  • 35 > 44 – Spending grew overall but fell in 2023 likely because high prices intensified value shopping. They are 2nd in income and their spending has smaller fluctuations. They are again above $6B at mid-year but broke $7B in 2022.
  • 45 > 54 and – They have the highest income, so an annual up/down spending pattern is not expected. Their Pet Food $ dropped throughout 2020 but it has increased in every half since then. In 2023, it is now above the previous peak of $7.09B in 2019. The money is definitely there but 54% of the lift came from inflation.
  • 55>64 – This group is still mostly Boomers, the most emotional Pet Parents. In 2020 they led the way in Pet Food binge buying. They also had the biggest 2021 drop. With growth in both halves for 2 consecutive years, including a $1.5B lift in mid-2023 they are now 33% ahead of their pre-pandemic 2019 spending level.
  • 65 > 74– This group is all Boomers but with lower income. Spending grew slightly in both halves. They are committed to their pets. Even though the members change, they are the only age group with steady annual growth since 2016.
  • 75> – In 2021 they upgraded. Spending plummeted in the 2nd half of 22 then grew in 23 but was negative for mid-yr.

That gives us the “big picture” for our 2023 Mid-year update of Pet Food spending. Now we’ll take a closer look at the start of 2023. We’ll compare it to the 1st half of 2022 and document the biggest $ changes since then.
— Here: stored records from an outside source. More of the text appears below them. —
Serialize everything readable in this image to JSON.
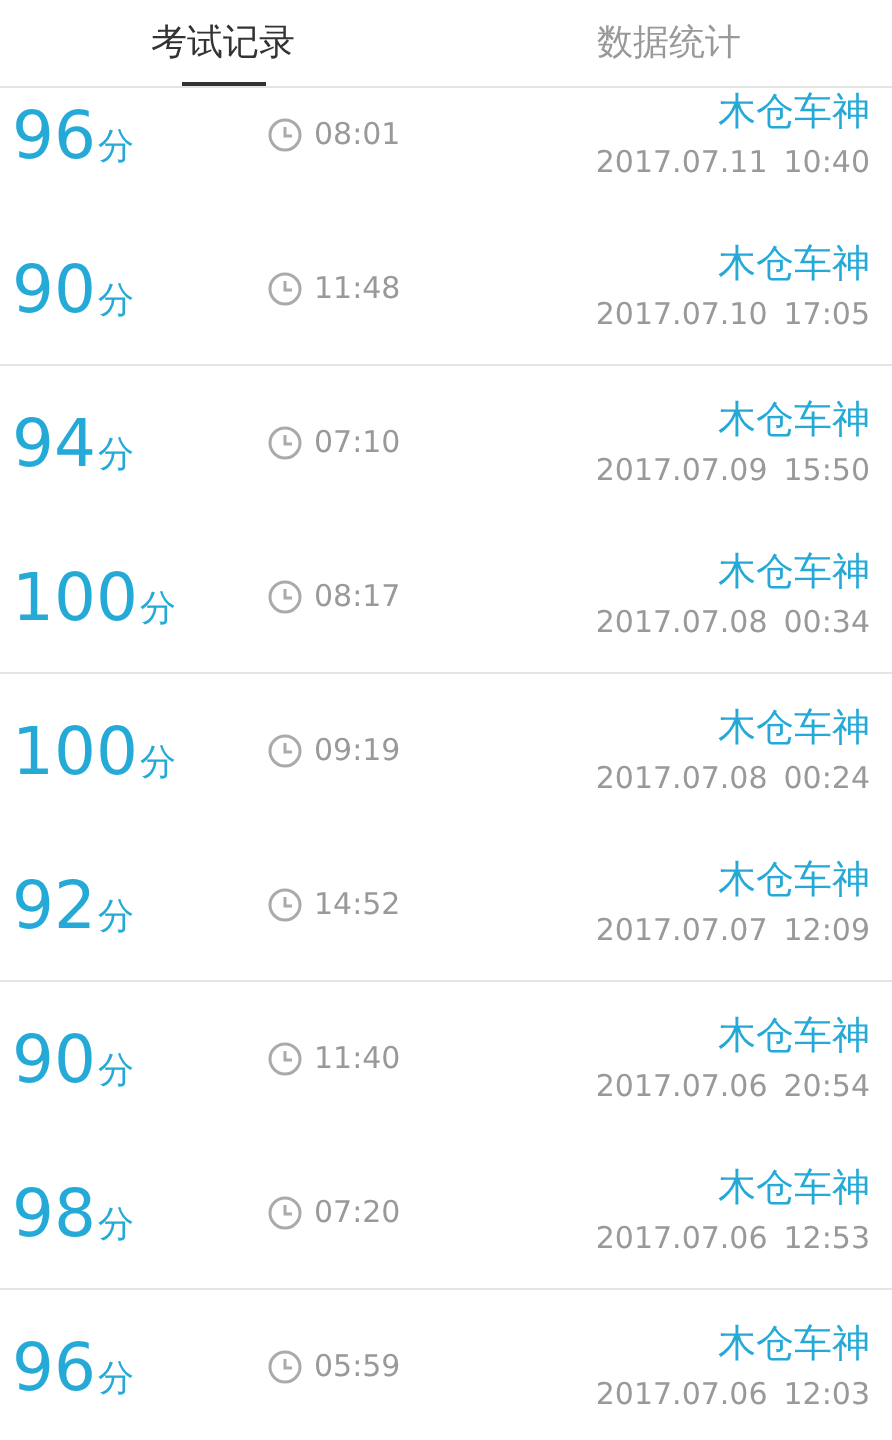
{
  "tabs": [
    {
      "label": "考试记录",
      "selected": true
    },
    {
      "label": "数据统计",
      "selected": false
    }
  ],
  "records": [
    {
      "score": "96",
      "unit": "分",
      "duration": "08:01",
      "name": "木仓车神",
      "date": "2017.07.11",
      "time": "10:40"
    },
    {
      "score": "90",
      "unit": "分",
      "duration": "11:48",
      "name": "木仓车神",
      "date": "2017.07.10",
      "time": "17:05"
    },
    {
      "score": "94",
      "unit": "分",
      "duration": "07:10",
      "name": "木仓车神",
      "date": "2017.07.09",
      "time": "15:50"
    },
    {
      "score": "100",
      "unit": "分",
      "duration": "08:17",
      "name": "木仓车神",
      "date": "2017.07.08",
      "time": "00:34"
    },
    {
      "score": "100",
      "unit": "分",
      "duration": "09:19",
      "name": "木仓车神",
      "date": "2017.07.08",
      "time": "00:24"
    },
    {
      "score": "92",
      "unit": "分",
      "duration": "14:52",
      "name": "木仓车神",
      "date": "2017.07.07",
      "time": "12:09"
    },
    {
      "score": "90",
      "unit": "分",
      "duration": "11:40",
      "name": "木仓车神",
      "date": "2017.07.06",
      "time": "20:54"
    },
    {
      "score": "98",
      "unit": "分",
      "duration": "07:20",
      "name": "木仓车神",
      "date": "2017.07.06",
      "time": "12:53"
    },
    {
      "score": "96",
      "unit": "分",
      "duration": "05:59",
      "name": "木仓车神",
      "date": "2017.07.06",
      "time": "12:03"
    }
  ]
}
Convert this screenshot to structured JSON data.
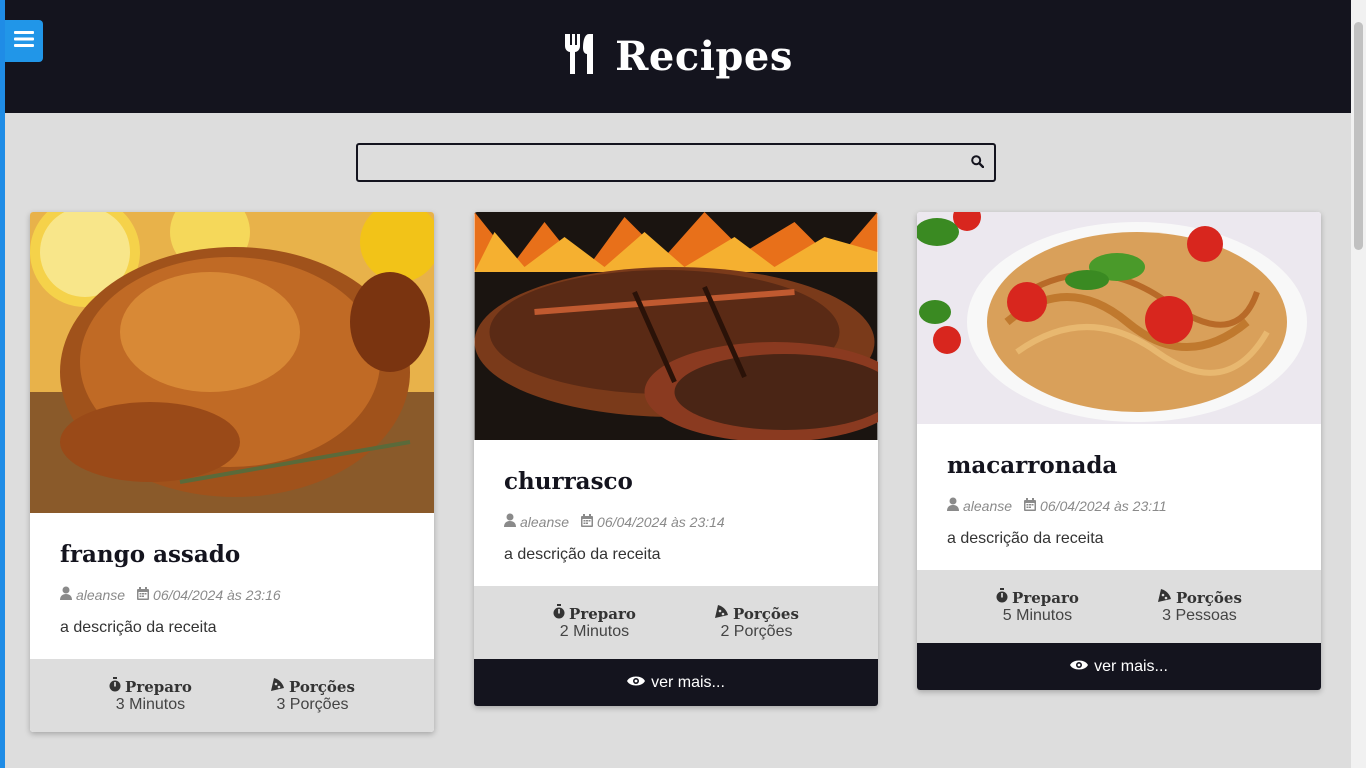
{
  "header": {
    "title": "Recipes",
    "logo_icon": "utensils-icon",
    "menu_icon": "hamburger-icon"
  },
  "search": {
    "placeholder": "",
    "value": ""
  },
  "recipes": [
    {
      "title": "frango assado",
      "author": "aleanse",
      "date": "06/04/2024 às 23:16",
      "description": "a descrição da receita",
      "prep_label": "Preparo",
      "prep_value": "3 Minutos",
      "portions_label": "Porções",
      "portions_value": "3 Porções"
    },
    {
      "title": "churrasco",
      "author": "aleanse",
      "date": "06/04/2024 às 23:14",
      "description": "a descrição da receita",
      "prep_label": "Preparo",
      "prep_value": "2 Minutos",
      "portions_label": "Porções",
      "portions_value": "2 Porções",
      "more_label": "ver mais..."
    },
    {
      "title": "macarronada",
      "author": "aleanse",
      "date": "06/04/2024 às 23:11",
      "description": "a descrição da receita",
      "prep_label": "Preparo",
      "prep_value": "5 Minutos",
      "portions_label": "Porções",
      "portions_value": "3 Pessoas",
      "more_label": "ver mais..."
    }
  ],
  "colors": {
    "dark": "#14141e",
    "accent": "#2196e8",
    "background": "#dddddd"
  }
}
  • The biggest increases are much larger than the biggest decreases in all categories. In 4 categories – # Earners, Race/Ethnic, Housing and Area, all segments spent more in 2023 than in 2022.
  • There are a number of usual winners, $150K>, White, Not Hisp., Adv College Degrees, Boomers and Homeowners w/Mtges. There are also some surprises like Retirees, 2+ Unmarried Adults, No Earner in 2+CUs and 25>34 yr-olds.
  • When we look at the losers, we also see some familiar names, $30>49K, Gen Z, No Earner Single and Center City. However, there are 2 big surprises – Self-employed and 35>44 yr olds.
  • Pet Food spending in the 1st half of 2023 was $2.17B ahead of the 1st half of 2022 but $5.61B ahead of 2019. In fact, 66 of 82 demographic segments (80%) spent more in 2022 than in 2021. The widespread growth continues.

The spending lift was large in the 1st half, but not unexpected. After the huge drop in Pet Food $ in the 1st half of 2021 following the buying binge in 2020, we’ve had 4 consecutive halves with strong growth. The pandemic roller coaster ended in 2021 and we now appear to be on a path of consistent growth. Pet Food spending in mid-yr 2023 was $40.86B. This is $2.9B above the binge peak of $37.96B in mid-2020 and $11.96B more than the $28.90 in pre-pandemic mid-yr 2019. If we ignore the pandemic turmoil, then Pet Food spending has grown 41.5% in 4 years. That’s an annual growth rate of +9.1%, which is 62% higher than the +5.6% rate from 1984 to 2019. That’s real proof that the Pet Food segment is back and doing even better than usual. Unfortunately, a new challenge has risen and may have driven most of the strong growth – runaway inflation. It started slowly at the end of 2021, then continued to grow in 2022, hitting 10+% in June 2022. Prices peaked in May 2023 but are still high. Past periods of Pet Food inflation just caused Pet Parents to spend more. Pets must have food. However, this price increase is at record levels. We should note that the pandemic is also a factor in inflation because supply chain issues related to COVID had a big impact on prices. Overall inflation has lessened and dropped in Pet Food in 2024. All pet spending has been moving towards higher incomes. Households with a lot of financial pressure could cut back on more discretionary pet spending, reduce purchase frequency, and even downgrade their pet food. We see evidence of inflation’s negative impact on Pet Food in early 2023 as the 12.4% lift was really a -1.7% drop. We’ll see what happens in the 2nd half of 2023 when get the 2023 data in September